The Obama Plan To Preserve a Free And Open Internet
It's fair to say that Barack Obama would not have become President without the Internet. Not without the blogosphere or the larger netroots, but the Internet. It became this incredible organizing tool for his campaign, yielding millions of volunteer actions and coordinating it all with the most efficiency and lowest cost. There is no way a volunteer architecture like that could have existed without the Internet. So this President, more than anyone, understands the power of online activity, and the need to keep it open and free.
Which is why this pleasant news doesn't surprise me:
The Federal Communications Commission's proposal of new rules to prevent companies such as AT&T, Verizon and Comcast from deliberately blocking or slowing certain Web traffic is expected to receive a passing three votes out of the five-member agency, according to sources.
The proposal, to be announced Monday by FCC Chairman Julius Genachowski, will include an additional guideline for carriers that they make public the way they manage traffic on their network, according to sources at the agency. The additional guideline would be a "sixth principle" to four existing guidelines adopted in 2005 on Internet network operations. A fifth principle is expected to be announced by Genachowski on Monday during a speech at the Brookings Institute that would prohibit the discrimination of applications and services on telecommunications, cable and wireless Internet networks.
That speech is right here and it's a good one. Genachowski explains that the Internet derives its power completely from its openness, its freedom from bias toward any particular content that allows for expansion and innovation. If you want the short version of Genachowski's argument, it's here. Read it.
Genachowski's FCC team has created a website at OpenInternet.gov. If the Obama Administration does nothing else, by preserving a free and open Internet and keeping the telecoms at bay he will have made a great contribution to America's future.
...Joe Sestak's campaign just emailed me this:

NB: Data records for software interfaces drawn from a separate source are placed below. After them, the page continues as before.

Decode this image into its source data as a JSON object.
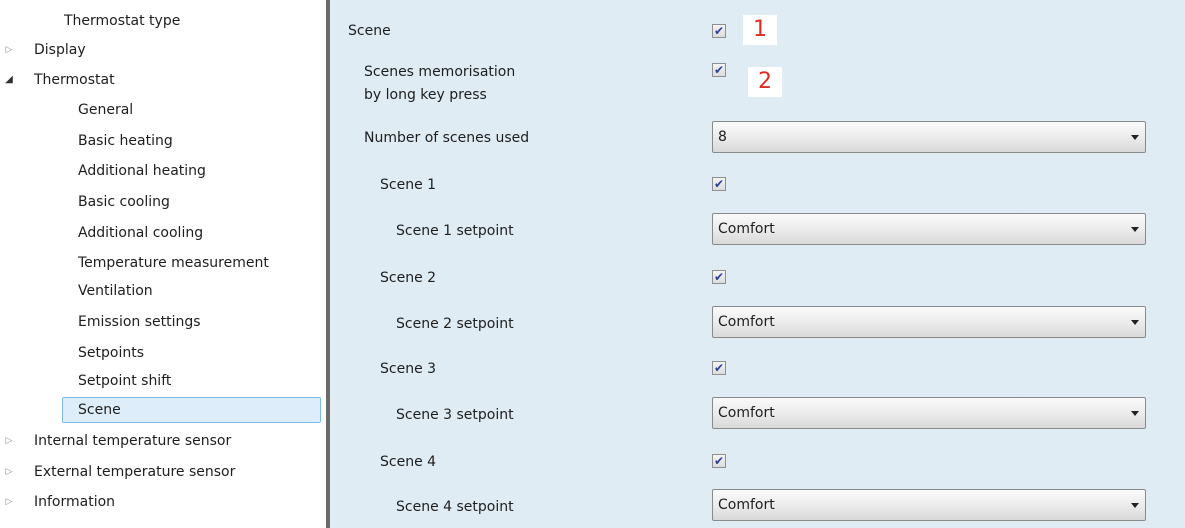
{
  "sidebar": {
    "items": [
      {
        "label": "Thermostat type",
        "arrow": ""
      },
      {
        "label": "Display",
        "arrow": "▷"
      },
      {
        "label": "Thermostat",
        "arrow": "◢"
      },
      {
        "label": "General",
        "arrow": ""
      },
      {
        "label": "Basic heating",
        "arrow": ""
      },
      {
        "label": "Additional heating",
        "arrow": ""
      },
      {
        "label": "Basic cooling",
        "arrow": ""
      },
      {
        "label": "Additional cooling",
        "arrow": ""
      },
      {
        "label": "Temperature measurement",
        "arrow": ""
      },
      {
        "label": "Ventilation",
        "arrow": ""
      },
      {
        "label": "Emission settings",
        "arrow": ""
      },
      {
        "label": "Setpoints",
        "arrow": ""
      },
      {
        "label": "Setpoint shift",
        "arrow": ""
      },
      {
        "label": "Scene",
        "arrow": ""
      },
      {
        "label": "Internal temperature sensor",
        "arrow": "▷"
      },
      {
        "label": "External temperature sensor",
        "arrow": "▷"
      },
      {
        "label": "Information",
        "arrow": "▷"
      }
    ],
    "selected": "Scene"
  },
  "params": {
    "scene": {
      "label": "Scene",
      "checked": true,
      "badge": "1"
    },
    "memorisation": {
      "label_line1": "Scenes memorisation",
      "label_line2": "by long key press",
      "checked": true,
      "badge": "2"
    },
    "number_of_scenes": {
      "label": "Number of scenes used",
      "value": "8"
    },
    "scenes": [
      {
        "label": "Scene 1",
        "checked": true,
        "setpoint_label": "Scene 1 setpoint",
        "setpoint_value": "Comfort"
      },
      {
        "label": "Scene 2",
        "checked": true,
        "setpoint_label": "Scene 2 setpoint",
        "setpoint_value": "Comfort"
      },
      {
        "label": "Scene 3",
        "checked": true,
        "setpoint_label": "Scene 3 setpoint",
        "setpoint_value": "Comfort"
      },
      {
        "label": "Scene 4",
        "checked": true,
        "setpoint_label": "Scene 4 setpoint",
        "setpoint_value": "Comfort"
      }
    ]
  },
  "icons": {
    "checkmark": "✔",
    "dropdown": "chevron-down-icon"
  },
  "colors": {
    "panel_bg": "#dfecf3",
    "badge_text": "#e02b20",
    "selected_bg": "#ddedf9",
    "selected_border": "#7dbbe6"
  }
}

"This is the right thing for consumers," Congressman Sestak said. "At the end of the day, maintaining equal access to the Internet is what matters. Consumers should decide what content they view and their Representatives in Congress should not surrender that right to special interest pressure in favor of a system where corporations selectively control our access to the internet."
Good for him coming out in support.